Learning by talking (and listening): What I’ve realized about conversational techniques for knowledge management

Kate Fatta

USAID ASSIST Project, URC | Improvement Specialist for Knowledge Management

Working with facility-based teams of health workers in knowledge management on the USAID Applying Science to Strengthen and Improve Systems Project (ASSIST) and its predecessor, the USAID Health Care Improvement Project (HCI), my colleagues and I have come to recognize the importance of using conversational, small group techniques to draw out tacit – “how to” – knowledge and provide opportunities for meaningful sharing between people.

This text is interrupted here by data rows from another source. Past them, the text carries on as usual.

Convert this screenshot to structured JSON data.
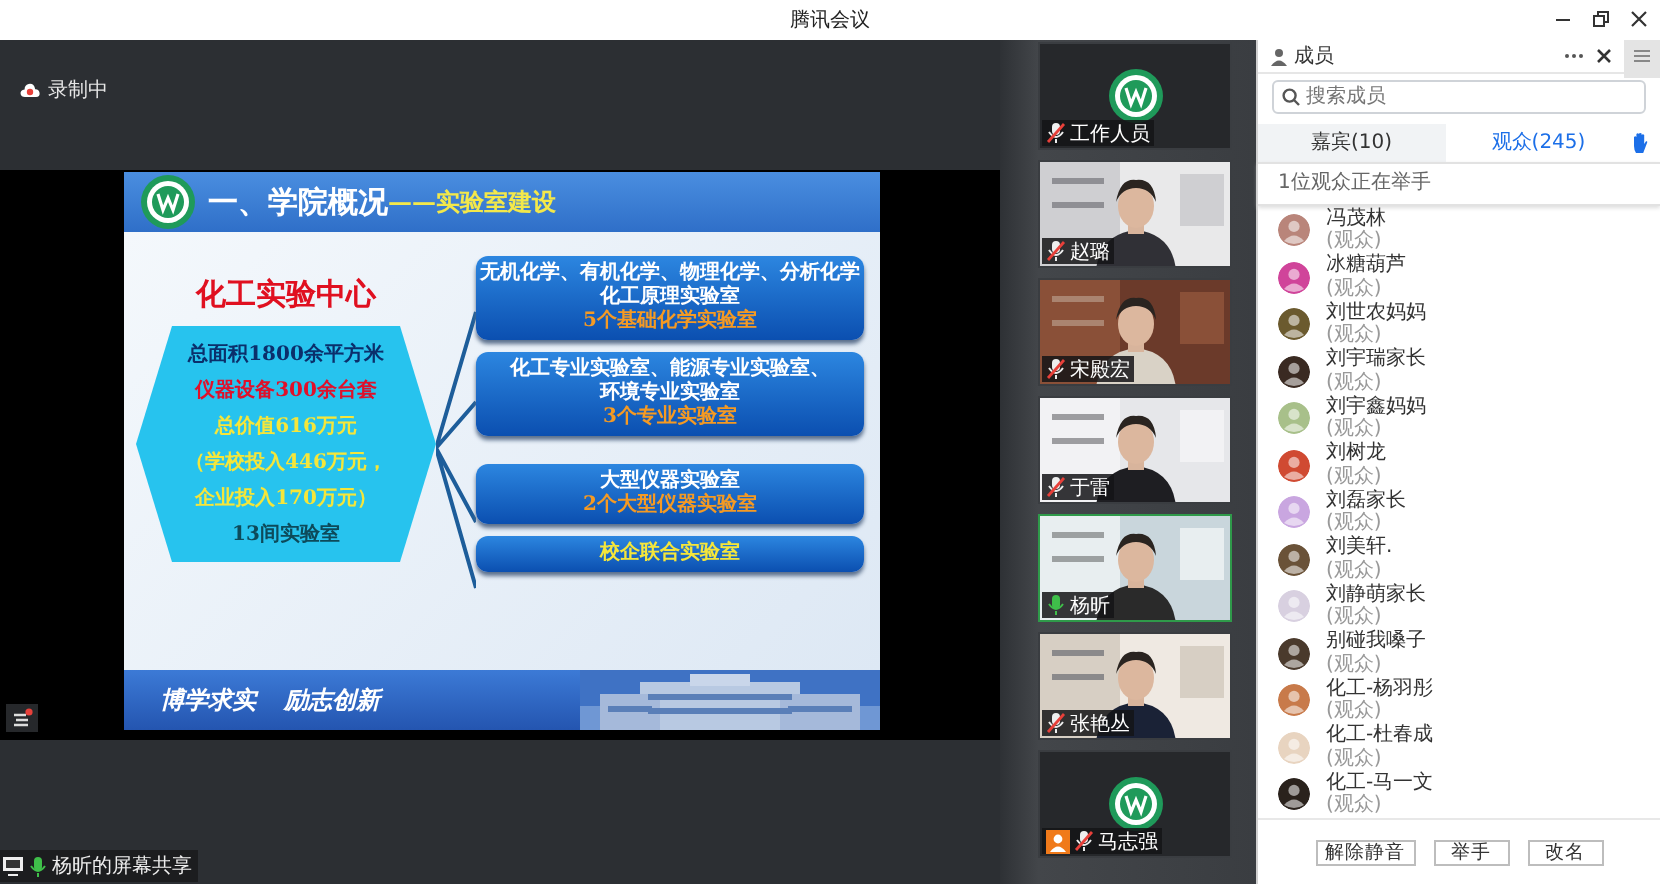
{
  "window": {
    "title": "腾讯会议"
  },
  "recording": {
    "label": "录制中"
  },
  "slide": {
    "title": "一、学院概况",
    "subtitle": "——实验室建设",
    "center_title": "化工实验中心",
    "summary": [
      {
        "text": "总面积1800余平方米",
        "color": "#0b2f6b"
      },
      {
        "text": "仪器设备300余台套",
        "color": "#e0102a"
      },
      {
        "text": "总价值616万元",
        "color": "#f5e63a"
      },
      {
        "text": "（学校投入446万元，",
        "color": "#f5e63a"
      },
      {
        "text": "企业投入170万元）",
        "color": "#f5e63a"
      },
      {
        "text": "13间实验室",
        "color": "#0d4a5a"
      }
    ],
    "labs": [
      {
        "lines": [
          {
            "text": "无机化学、有机化学、物理化学、分析化学",
            "color": "#ffffff"
          },
          {
            "text": "化工原理实验室",
            "color": "#ffffff"
          },
          {
            "text": "5个基础化学实验室",
            "color": "#f59a23"
          }
        ]
      },
      {
        "lines": [
          {
            "text": "化工专业实验室、能源专业实验室、",
            "color": "#ffffff"
          },
          {
            "text": "环境专业实验室",
            "color": "#ffffff"
          },
          {
            "text": "3个专业实验室",
            "color": "#f59a23"
          }
        ]
      },
      {
        "lines": [
          {
            "text": "大型仪器实验室",
            "color": "#ffffff"
          },
          {
            "text": "2个大型仪器实验室",
            "color": "#f59a23"
          }
        ]
      },
      {
        "lines": [
          {
            "text": "校企联合实验室",
            "color": "#f5e63a"
          }
        ]
      }
    ],
    "motto": [
      "博学求实",
      "励志创新"
    ]
  },
  "share_label": "杨昕的屏幕共享",
  "videos": [
    {
      "name": "工作人员",
      "kind": "logo",
      "muted": true,
      "active": false,
      "host": false
    },
    {
      "name": "赵璐",
      "kind": "picture",
      "muted": true,
      "active": false,
      "host": false
    },
    {
      "name": "宋殿宏",
      "kind": "picture",
      "muted": true,
      "active": false,
      "host": false
    },
    {
      "name": "于雷",
      "kind": "picture",
      "muted": true,
      "active": false,
      "host": false
    },
    {
      "name": "杨昕",
      "kind": "picture",
      "muted": false,
      "active": true,
      "host": false
    },
    {
      "name": "张艳丛",
      "kind": "picture",
      "muted": true,
      "active": false,
      "host": false
    },
    {
      "name": "马志强",
      "kind": "logo",
      "muted": true,
      "active": false,
      "host": true
    }
  ],
  "members": {
    "title": "成员",
    "search": {
      "placeholder": "搜索成员"
    },
    "tabs": [
      {
        "label": "嘉宾(10)",
        "selected": false
      },
      {
        "label": "观众(245)",
        "selected": true
      }
    ],
    "notice": "1位观众正在举手",
    "items": [
      {
        "name": "冯茂林",
        "role": "(观众)",
        "color": "#b9857a"
      },
      {
        "name": "冰糖葫芦",
        "role": "(观众)",
        "color": "#d0449a"
      },
      {
        "name": "刘世农妈妈",
        "role": "(观众)",
        "color": "#6b5a2e"
      },
      {
        "name": "刘宇瑞家长",
        "role": "(观众)",
        "color": "#3a2a22"
      },
      {
        "name": "刘宇鑫妈妈",
        "role": "(观众)",
        "color": "#a8c08a"
      },
      {
        "name": "刘树龙",
        "role": "(观众)",
        "color": "#d04a32"
      },
      {
        "name": "刘磊家长",
        "role": "(观众)",
        "color": "#c9a6e0"
      },
      {
        "name": "刘美轩.",
        "role": "(观众)",
        "color": "#6a5238"
      },
      {
        "name": "刘静萌家长",
        "role": "(观众)",
        "color": "#d8d0e0"
      },
      {
        "name": "别碰我嗓子",
        "role": "(观众)",
        "color": "#4a3a2c"
      },
      {
        "name": "化工-杨羽彤",
        "role": "(观众)",
        "color": "#c87a4a"
      },
      {
        "name": "化工-杜春成",
        "role": "(观众)",
        "color": "#e8d4c0"
      },
      {
        "name": "化工-马一文",
        "role": "(观众)",
        "color": "#2a221c"
      }
    ],
    "buttons": [
      "解除静音",
      "举手",
      "改名"
    ]
  }
}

On ASSIST we work with many teams in multiple countries to improve the quality of the services they provide – whether they are providing anti-retroviral treatment to patients or ante-natal care to pregnant women. For example, one of the activities we are working on in Uganda is to integrate nutrition, assessment, counseling, and support (NACS) services with prevention of mother to child transmission of HIV (PMTCT) services in 22 sites in six districts. At the 22 sites, there are teams of service providers working to make this happen. While they are working on it, they are generating a lot of learning and new knowledge about this work and our challenge is to provide them with opportunities to come together and meaningfully share and learn from one another. We have already been doing this on HCI in the form of learning sessions, or meetings in which teams working on a specific activity are brought together to share what they have been doing, but in the past, we have often conducted those meetings in a very didactic, one person speaks/everyone else listens format.

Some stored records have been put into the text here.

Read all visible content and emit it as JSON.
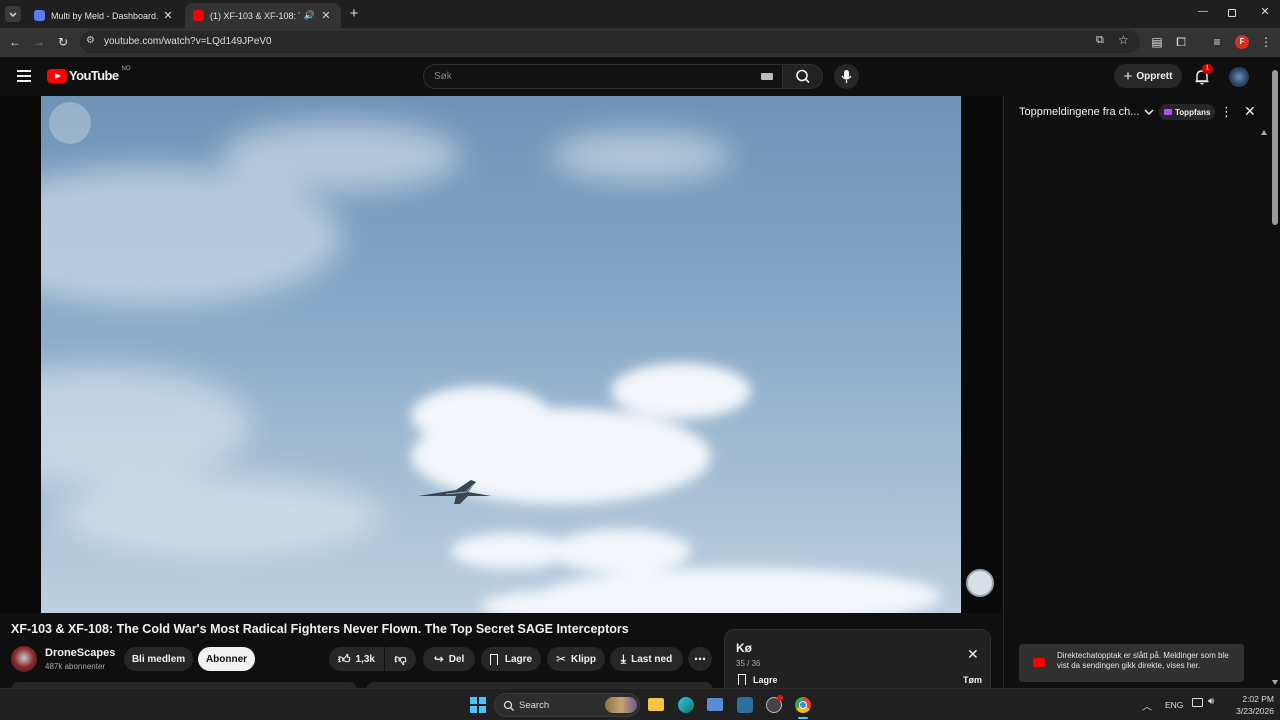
{
  "browser": {
    "tabs": [
      {
        "title": "Multi by Meld - Dashboard.",
        "active": false
      },
      {
        "title": "(1) XF-103 & XF-108: The C",
        "active": true
      }
    ],
    "url": "youtube.com/watch?v=LQd149JPeV0",
    "profile_letter": "F"
  },
  "youtube": {
    "logo_text": "YouTube",
    "region": "NO",
    "search_placeholder": "Søk",
    "create_label": "Opprett",
    "notification_count": "1"
  },
  "video": {
    "title": "XF-103 & XF-108: The Cold War's Most Radical Fighters Never Flown. The Top Secret SAGE Interceptors",
    "channel_name": "DroneScapes",
    "subscribers": "487k abonnenter",
    "join_label": "Bli medlem",
    "subscribe_label": "Abonner",
    "like_count": "1,3k",
    "share_label": "Del",
    "save_label": "Lagre",
    "clip_label": "Klipp",
    "download_label": "Last ned"
  },
  "chat": {
    "header_title": "Toppmeldingene fra ch...",
    "topfans_label": "Toppfans",
    "notice": "Direktechatopptak er slått på. Meldinger som ble vist da sendingen gikk direkte, vises her."
  },
  "queue": {
    "title": "Kø",
    "position": "35 / 36",
    "save_label": "Lagre",
    "clear_label": "Tøm"
  },
  "taskbar": {
    "search_label": "Search",
    "language": "ENG",
    "time": "2:02 PM",
    "date": "3/23/2026"
  },
  "colors": {
    "youtube_red": "#ff0000",
    "background": "#0f0f0f",
    "surface": "#272727",
    "accent_blue": "#3ea6ff"
  }
}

Small group sharing

Photo by Kate Fatta, URC

However, as our understanding and use of knowledge management techniques have grown, we have come to see the importance of designing meetings so that people share in small groups and integrate new knowledge in the large group. Giving people the opportunity to share in small groups and ask questions of each other allows for greater exchange of tacit knowledge than a formal presentation does. By using techniques such as storytelling, field trips, and even poster presentations in small groups, the person sharing learns more about their work by explaining it and answering questions, while the person listening gets to ask questions and probe deeper. It sets the stage that everyone has something to share and everyone has something to learn, eliminating the expert/student feeling that can happen with formal presentations.

After working in the small groups, we have found that to integrate new knowledge back into the large group, instead of asking “what did you hear?” it is more useful to ask the group “what resonated with you?” and give them a minute to think about their response. While the difference between the wording of these questions might seem minor, people’s responses to them are vastly different. When asked to share what they heard, people tend to give a laundry list of things that were said. When asked to say what resonated with them – and given a minute of silence to think about their response – people connect what they heard with what they already know and create new knowledge and understanding that is meaningful for themselves.

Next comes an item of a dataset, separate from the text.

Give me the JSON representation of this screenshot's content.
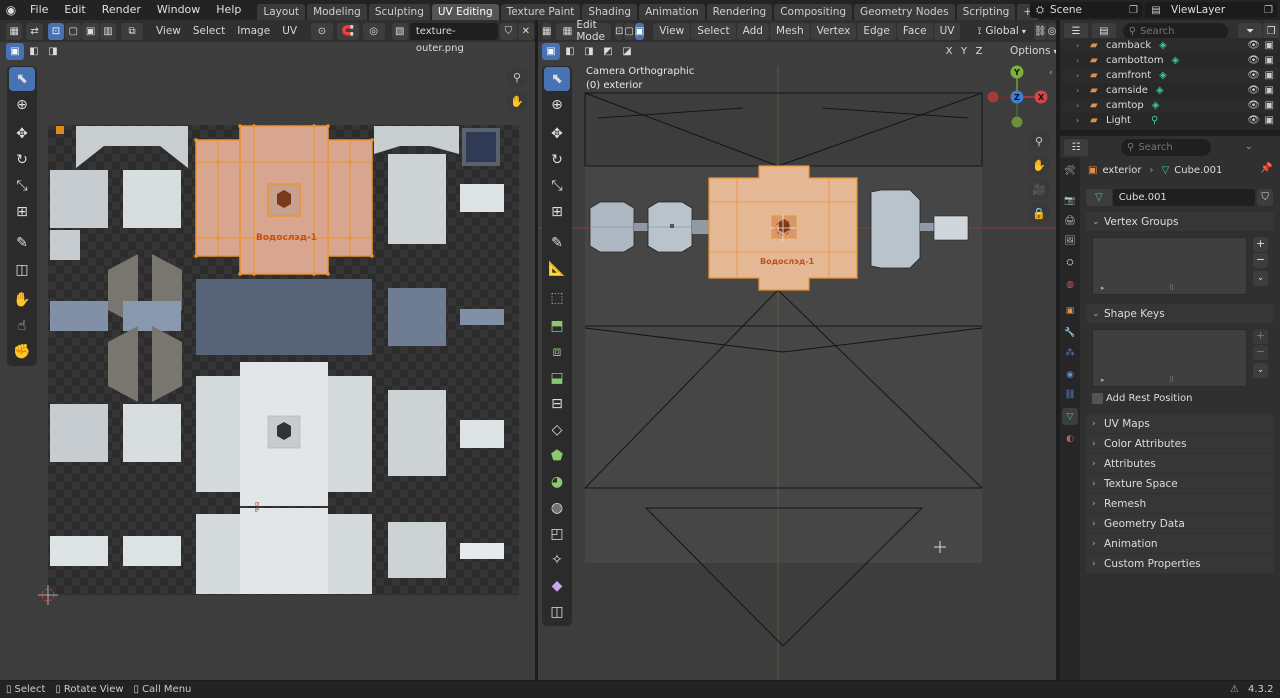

“Experience is inevitable, learning is not. Learning from experience requires deliberate reflection.”

 – Nancy Dixon, www.nancydixonblog.com